abusesaffiliationarrow-downarrow-leftarrow-rightarrow-upattack-typeburgerchevron-downchevron-leftchevron-rightchevron-upClock iconclosedeletedevelopment-povertydiscriminationdollardownloademailenvironmentexternal-linkfacebookfiltergenderglobegroupshealthinformation-outlineinformationinstagraminvestment-trade-globalisationissueslabourlanguagesShapeCombined Shapeline, chart, up, arrow, graphlocationmap-pinminusnewsorganisationotheroverviewpluspreviewArtboard 185profilerefreshnewssearchsecurityPathStock downStock steadyStock uptagticktooltiptwitteruniversalityweb

This page is not available in 简体中文 and is being displayed in English

文章

UK: Campaigners & activists express anger at Environment Bill delay

"Fury as long-awaited UK environment bill is delayed for third time", 26 January 2021

The government has delayed the long-awaited environment bill, which redraws rules after the UK’s departure from the EU, provoking fury from campaigners who said it would harm action on air pollution and water quality, as well as other key issues. The proposed legislation would be the biggest shake-up of green regulation in decades.

Ministers said the delay, which means the flagship bill is unlikely to pass before the autumn, was necessary because dealing with the Covid-19 crisis left too little parliamentary time for debate. Trying to continue with the original timetable would have risked the bill falling and having to return to square one of the parliamentary process....

...Campaigners said this was the third time the bill, work on which began in July 2018, had been severely delayed...

...But in the bill, as it stands, these targets would be long-term, risking leaving efforts to cut pollution in limbo in the interim, and campaigners and many businesses want to see legally binding short-term targets introduced, that would enforce high standards and action on pollution in the next few years.
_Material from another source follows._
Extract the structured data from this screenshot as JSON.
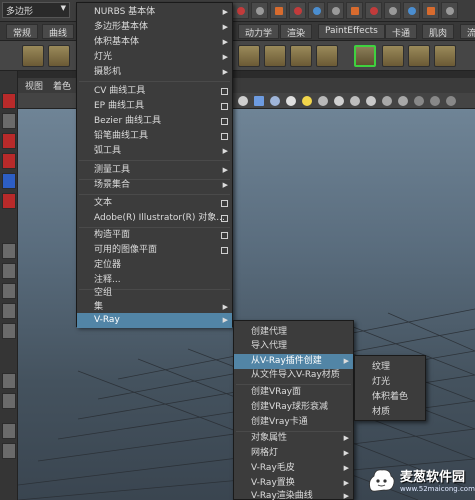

The bill also includes measures to ensure consumers in the UK no longer contribute to the destruction of vast swaths of forested land overseas, through new rules intended to stop the import of goods to the UK from areas of illegally deforested land. UK businesses will need to show that the products they source that could come from at-risk areas – wood, but also soy, palm oil, beef, leather and other key commodities – are from supply chains free from deforestation. Breaches of the rules will incur fines.

Campaigners want the bill to include a target date by when deforestation must be eradicated from all UK supply chain...

...Kate Norgrove, executive director of advocacy and campaigns at WWF, said: “Nature is in freefall, and our climate is in crisis. Protecting and restoring precious forests like the Amazon is critical to tackling this global emergency … WWF is urging our leaders to improve the environment bill by adopting a new legally binding target to make UK supply chains deforestation free by 2023. Only then can we hold our heads high as hosts of the global [Cop26] climate conference in Glasgow later this year.”...

...Friends of the Earth said the environment bill as it stood represented a reduction in protections. Kierra Box, campaigner at the charity, said: “The government has taken every opportunity to weaken everything about this bill: from giving ministers the power to guide our supposedly independent environmental watchdog, to defending sweeping loopholes that allow huge swaths of government to discount the environment when making decisions. The star of this ‘world-leading’ bill is now a requirement that UK companies simply obey the law on deforestation when producing goods abroad, which shows how low the bar has been set.”

Story Timeline